By Ethan Cole
Christian Post Reporter
Wed, Nov. 26 2008 05:40 PM EST
The Coptic Pope Shenuda III barred Egyptian Christians from praying
in a church building in Cairo Tuesday after sectarian violence broke
out this past weekend over the building's use as a Christian prayer hall.
At least eight men were arrested on Sunday night when Muslims clashed
with Coptic Christians in the neighborhood of Ein Shams to protest
the use of the property for prayer, according to state news agency MENA.
Muslims reportedly threw stones and burned two cars during the riot.
In response to the clash, Pope Shenuda III ordered Copts to cease
praying in the church-owned building that was previously an unused factory.
Following the clash, Copts complained about the unfair law that
requires them to be granted presidential permission before building a
church or expanding an existing church.

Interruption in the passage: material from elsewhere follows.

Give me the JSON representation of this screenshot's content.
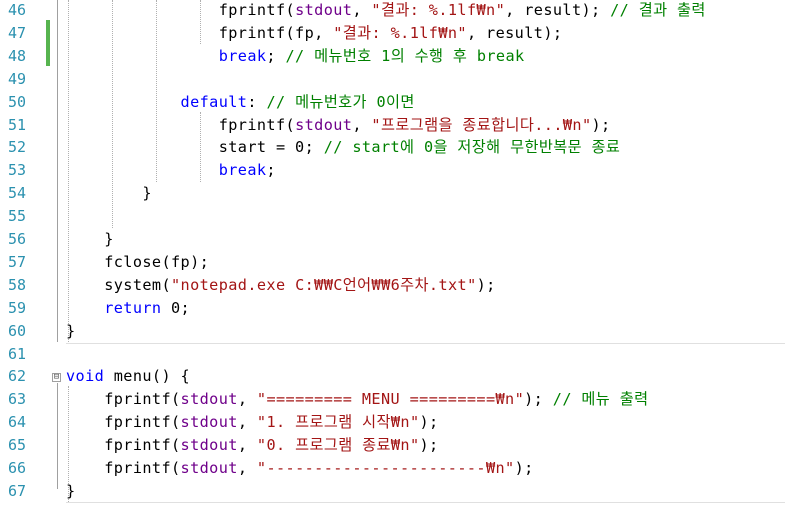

The authorization is
difficult to near impossible to get and many Christians feel the law
exists only to oppress the Christian minority community in a country
where 90 percent or more of the population is Muslim.

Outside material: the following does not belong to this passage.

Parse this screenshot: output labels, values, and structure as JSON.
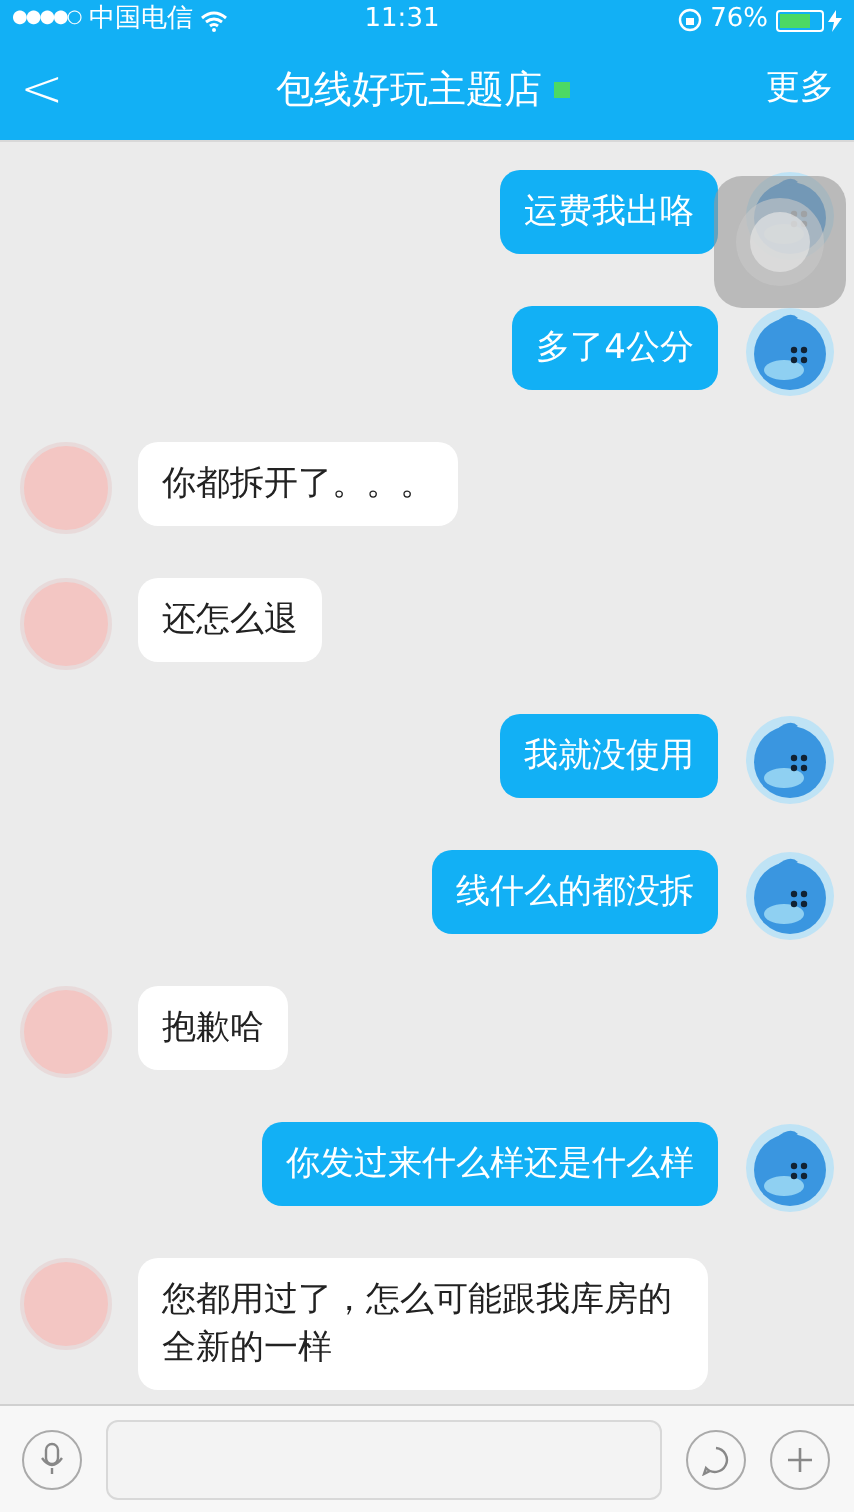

Relations between Egyptian Muslims and the Christian minority were in
the past peaceful, but have recently grown strained. Conversions to
Christianity and a growing tendency to work and live among members of
one's religion have escalated tension between the two groups.
There are an estimated 10 million Copts in Egypt, or the equivalent
of about 10 percent of the population. The Coptic population, or the
Orthodox Christians of Egypt, is the largest group of Christians in
the Middle East.